<<<<

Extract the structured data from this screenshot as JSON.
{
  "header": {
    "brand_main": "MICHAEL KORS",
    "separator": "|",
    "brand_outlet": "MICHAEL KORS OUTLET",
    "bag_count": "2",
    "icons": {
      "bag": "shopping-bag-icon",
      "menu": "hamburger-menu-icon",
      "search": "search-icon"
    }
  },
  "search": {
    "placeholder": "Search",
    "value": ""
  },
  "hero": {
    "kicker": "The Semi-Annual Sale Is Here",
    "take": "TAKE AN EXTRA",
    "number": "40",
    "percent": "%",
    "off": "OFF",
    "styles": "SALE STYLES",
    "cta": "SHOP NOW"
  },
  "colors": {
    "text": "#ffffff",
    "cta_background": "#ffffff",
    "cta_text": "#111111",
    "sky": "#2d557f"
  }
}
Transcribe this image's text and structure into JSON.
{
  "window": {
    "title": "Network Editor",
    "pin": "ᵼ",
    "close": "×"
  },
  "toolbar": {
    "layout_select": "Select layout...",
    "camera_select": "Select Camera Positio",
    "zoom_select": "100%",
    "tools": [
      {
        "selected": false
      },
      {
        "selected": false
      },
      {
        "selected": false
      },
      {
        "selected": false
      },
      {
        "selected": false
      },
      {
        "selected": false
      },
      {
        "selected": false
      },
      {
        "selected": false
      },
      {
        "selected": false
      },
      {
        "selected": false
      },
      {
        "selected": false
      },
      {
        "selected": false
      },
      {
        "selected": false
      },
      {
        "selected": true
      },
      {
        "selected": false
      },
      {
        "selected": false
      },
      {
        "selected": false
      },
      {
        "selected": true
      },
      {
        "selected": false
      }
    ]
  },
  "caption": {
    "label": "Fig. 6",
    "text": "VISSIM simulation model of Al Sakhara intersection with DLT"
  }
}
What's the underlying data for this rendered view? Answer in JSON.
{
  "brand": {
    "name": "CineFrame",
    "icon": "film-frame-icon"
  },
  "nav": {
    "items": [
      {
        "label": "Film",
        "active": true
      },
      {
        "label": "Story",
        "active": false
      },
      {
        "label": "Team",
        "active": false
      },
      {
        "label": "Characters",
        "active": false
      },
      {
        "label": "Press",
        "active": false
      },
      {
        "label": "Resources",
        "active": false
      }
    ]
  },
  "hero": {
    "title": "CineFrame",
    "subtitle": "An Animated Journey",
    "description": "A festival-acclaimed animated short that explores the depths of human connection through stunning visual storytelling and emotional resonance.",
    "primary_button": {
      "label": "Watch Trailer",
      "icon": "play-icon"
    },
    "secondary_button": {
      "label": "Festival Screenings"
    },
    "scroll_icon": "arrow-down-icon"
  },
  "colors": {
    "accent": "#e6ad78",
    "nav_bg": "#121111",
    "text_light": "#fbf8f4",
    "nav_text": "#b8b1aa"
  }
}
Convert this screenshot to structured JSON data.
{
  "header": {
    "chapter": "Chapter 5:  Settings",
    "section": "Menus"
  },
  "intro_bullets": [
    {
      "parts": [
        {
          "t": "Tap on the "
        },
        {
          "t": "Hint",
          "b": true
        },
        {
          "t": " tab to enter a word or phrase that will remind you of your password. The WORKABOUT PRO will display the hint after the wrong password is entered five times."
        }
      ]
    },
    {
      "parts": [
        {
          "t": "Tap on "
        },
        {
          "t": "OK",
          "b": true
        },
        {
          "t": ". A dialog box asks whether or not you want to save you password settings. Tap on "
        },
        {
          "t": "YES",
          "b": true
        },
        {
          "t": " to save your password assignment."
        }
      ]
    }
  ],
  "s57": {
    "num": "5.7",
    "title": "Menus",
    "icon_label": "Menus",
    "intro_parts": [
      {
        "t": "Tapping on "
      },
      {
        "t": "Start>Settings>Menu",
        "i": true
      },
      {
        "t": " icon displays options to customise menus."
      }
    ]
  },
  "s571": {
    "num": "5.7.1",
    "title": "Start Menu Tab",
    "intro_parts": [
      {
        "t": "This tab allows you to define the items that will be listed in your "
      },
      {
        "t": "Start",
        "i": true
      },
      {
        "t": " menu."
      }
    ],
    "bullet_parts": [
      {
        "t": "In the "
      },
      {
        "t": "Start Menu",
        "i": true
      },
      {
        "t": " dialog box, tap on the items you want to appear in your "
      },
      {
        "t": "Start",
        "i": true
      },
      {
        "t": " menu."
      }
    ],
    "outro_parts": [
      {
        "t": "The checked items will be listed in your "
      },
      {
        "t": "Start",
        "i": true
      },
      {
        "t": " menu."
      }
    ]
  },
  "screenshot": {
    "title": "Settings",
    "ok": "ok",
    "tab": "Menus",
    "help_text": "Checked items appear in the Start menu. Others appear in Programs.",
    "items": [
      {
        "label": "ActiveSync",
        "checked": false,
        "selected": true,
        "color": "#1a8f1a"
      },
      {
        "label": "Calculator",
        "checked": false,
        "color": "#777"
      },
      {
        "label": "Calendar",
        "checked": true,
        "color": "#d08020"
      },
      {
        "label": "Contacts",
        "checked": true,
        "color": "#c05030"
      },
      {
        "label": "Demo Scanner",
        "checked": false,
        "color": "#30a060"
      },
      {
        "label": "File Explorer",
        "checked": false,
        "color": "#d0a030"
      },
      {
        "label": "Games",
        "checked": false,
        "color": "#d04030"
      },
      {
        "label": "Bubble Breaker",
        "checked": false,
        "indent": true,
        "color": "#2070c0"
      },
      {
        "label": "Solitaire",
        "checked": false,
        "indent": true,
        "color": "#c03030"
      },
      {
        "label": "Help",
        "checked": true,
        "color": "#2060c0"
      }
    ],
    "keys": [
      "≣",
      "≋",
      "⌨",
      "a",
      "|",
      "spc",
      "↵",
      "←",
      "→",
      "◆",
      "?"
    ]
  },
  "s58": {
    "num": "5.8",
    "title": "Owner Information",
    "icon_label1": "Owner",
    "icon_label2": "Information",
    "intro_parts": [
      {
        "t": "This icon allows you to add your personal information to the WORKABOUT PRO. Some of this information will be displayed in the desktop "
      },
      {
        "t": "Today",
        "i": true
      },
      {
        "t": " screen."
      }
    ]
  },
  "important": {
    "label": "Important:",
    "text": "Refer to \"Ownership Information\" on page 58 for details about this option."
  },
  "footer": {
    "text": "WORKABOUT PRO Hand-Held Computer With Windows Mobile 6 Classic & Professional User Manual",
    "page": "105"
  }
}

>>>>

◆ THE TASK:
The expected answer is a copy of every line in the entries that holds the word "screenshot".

◆ COMPLETED TASK:
Extract the structured data from this screenshot as JSON.
Convert this screenshot to structured JSON data.
  "screenshot": {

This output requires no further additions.